The NHL Pacific Division is proving to be the superior of the two Western Conference divisions in the league’s new alignment for this season. A format that locks in three playoff spots for each division and then floats the final two berths in the postseason bracket, would see the Pacific put the max of five teams into the playoff field.
Anaheim was the #2 seed in the West a year ago before suffering a first-round playoff disappointment against Detroit. The Los Angeles Kings are running a strong second, and the San Jose Sharks are third. This all looks pretty par for the course. The Ducks, Kings and Sharks are all steady teams and each legitimate challengers to defending champion Chicago, currently leading the NHL Central Division, when we get to spring.

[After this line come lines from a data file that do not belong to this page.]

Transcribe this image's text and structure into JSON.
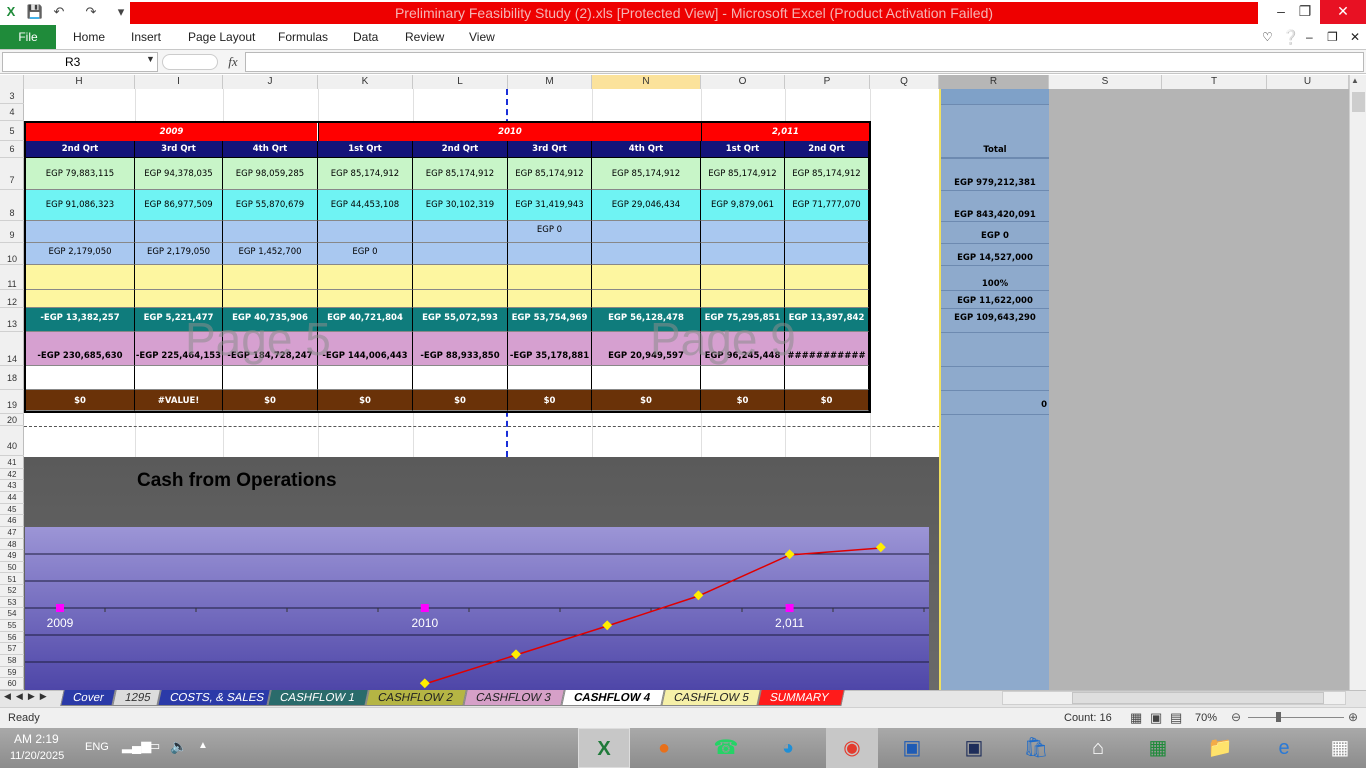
{
  "window": {
    "title": "Preliminary Feasibility Study (2).xls  [Protected View]  -  Microsoft Excel (Product Activation Failed)"
  },
  "ribbon": {
    "file": "File",
    "tabs": [
      "Home",
      "Insert",
      "Page Layout",
      "Formulas",
      "Data",
      "Review",
      "View"
    ]
  },
  "formula_bar": {
    "name_box": "R3",
    "fx": "fx",
    "value": ""
  },
  "columns": [
    "H",
    "I",
    "J",
    "K",
    "L",
    "M",
    "N",
    "O",
    "P",
    "Q",
    "R",
    "S",
    "T",
    "U"
  ],
  "rows": [
    "3",
    "4",
    "5",
    "6",
    "7",
    "8",
    "9",
    "10",
    "11",
    "12",
    "13",
    "14",
    "18",
    "19",
    "20",
    "40",
    "41",
    "42",
    "43",
    "44",
    "45",
    "46",
    "47",
    "48",
    "49",
    "50",
    "51",
    "52",
    "53",
    "54",
    "55",
    "56",
    "57",
    "58",
    "59",
    "60"
  ],
  "table": {
    "years": [
      "2009",
      "2010",
      "2,011"
    ],
    "quarters": [
      "2nd Qrt",
      "3rd Qrt",
      "4th Qrt",
      "1st Qrt",
      "2nd Qrt",
      "3rd Qrt",
      "4th Qrt",
      "1st Qrt",
      "2nd Qrt"
    ],
    "row7": [
      "EGP 79,883,115",
      "EGP 94,378,035",
      "EGP 98,059,285",
      "EGP 85,174,912",
      "EGP 85,174,912",
      "EGP 85,174,912",
      "EGP 85,174,912",
      "EGP 85,174,912",
      "EGP 85,174,912"
    ],
    "row8": [
      "EGP 91,086,323",
      "EGP 86,977,509",
      "EGP 55,870,679",
      "EGP 44,453,108",
      "EGP 30,102,319",
      "EGP 31,419,943",
      "EGP 29,046,434",
      "EGP 9,879,061",
      "EGP 71,777,070"
    ],
    "row9": [
      "",
      "",
      "",
      "",
      "",
      "EGP 0",
      "",
      "",
      ""
    ],
    "row10": [
      "EGP 2,179,050",
      "EGP 2,179,050",
      "EGP 1,452,700",
      "EGP 0",
      "",
      "",
      "",
      "",
      ""
    ],
    "row13": [
      "-EGP 13,382,257",
      "EGP 5,221,477",
      "EGP 40,735,906",
      "EGP 40,721,804",
      "EGP 55,072,593",
      "EGP 53,754,969",
      "EGP 56,128,478",
      "EGP 75,295,851",
      "EGP 13,397,842"
    ],
    "row14": [
      "-EGP 230,685,630",
      "-EGP 225,464,153",
      "-EGP 184,728,247",
      "-EGP 144,006,443",
      "-EGP 88,933,850",
      "-EGP 35,178,881",
      "EGP 20,949,597",
      "EGP 96,245,448",
      "###########"
    ],
    "row19": [
      "$0",
      "#VALUE!",
      "$0",
      "$0",
      "$0",
      "$0",
      "$0",
      "$0",
      "$0"
    ]
  },
  "total_col": {
    "header": "Total",
    "values": [
      "EGP 979,212,381",
      "EGP 843,420,091",
      "EGP 0",
      "EGP 14,527,000",
      "100%",
      "EGP 11,622,000",
      "EGP 109,643,290"
    ],
    "row19": "0"
  },
  "watermarks": [
    "Page 5",
    "Page 9"
  ],
  "chart_data": {
    "type": "line",
    "title": "Cash from Operations",
    "x_labels": [
      "2009",
      "2010",
      "2,011"
    ],
    "series": [
      {
        "values": [
          null,
          null,
          null,
          null,
          1,
          2,
          3,
          4,
          5,
          6
        ]
      },
      {
        "values": [
          0,
          null,
          null,
          null,
          0,
          null,
          null,
          null,
          0,
          null
        ]
      }
    ],
    "colors": {
      "line": "#e00000",
      "marker": "#ffee00",
      "marker2": "#ff00ff"
    }
  },
  "sheet_tabs": [
    {
      "label": "Cover",
      "bg": "#2b3aa8",
      "fg": "#ffffff"
    },
    {
      "label": "1295",
      "bg": "#dcdcdc",
      "fg": "#333333"
    },
    {
      "label": "COSTS, & SALES",
      "bg": "#2b3aa8",
      "fg": "#ffffff"
    },
    {
      "label": "CASHFLOW 1",
      "bg": "#2a6b6b",
      "fg": "#ffffff"
    },
    {
      "label": "CASHFLOW  2",
      "bg": "#b5b544",
      "fg": "#222222"
    },
    {
      "label": "CASHFLOW  3",
      "bg": "#d6a0c8",
      "fg": "#222222"
    },
    {
      "label": "CASHFLOW  4",
      "bg": "#ffffff",
      "fg": "#000000"
    },
    {
      "label": "CASHFLOW  5",
      "bg": "#f6f0a8",
      "fg": "#222222"
    },
    {
      "label": "SUMMARY",
      "bg": "#ff1b1b",
      "fg": "#ffffff"
    }
  ],
  "status": {
    "ready": "Ready",
    "count": "Count: 16",
    "zoom": "70%"
  },
  "taskbar": {
    "time": "AM 2:19",
    "date": "11/20/2025",
    "lang": "ENG"
  }
}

Vancouver is a victim of the Pacific’s strength, and under the leadership of new coach John Tortorella, the Canucks have 50 points, enough to put them in the playoffs and keep them just three back of San Jose for an automatic top-three spot. Phoenix has hung in despite an injury to forward Shane Doan and would grab the final postseason berth.
The success of the Pacific Division has come in spite of significant injuries to its best teams. Anaheim goalie Viktor Fasth has been out since Thanksgiving, and the brilliant Los Angeles goaltender Jonathan Quick has missed three weeks. San Jose has been without the services of talented forward Raffi Torres all year. If these teams get healthy, the Western Conference playoffs might as well be summed up as Chicago vs. The Pacific Division.
Calgary and Edmonton are both well off the playoff pace. That’s no surprise with the Flames, but the Oilers are a big disappointment. With only 29 points, they’re 17 back of Phoenix and have all but buried themselves before we even get to New Year’s Day.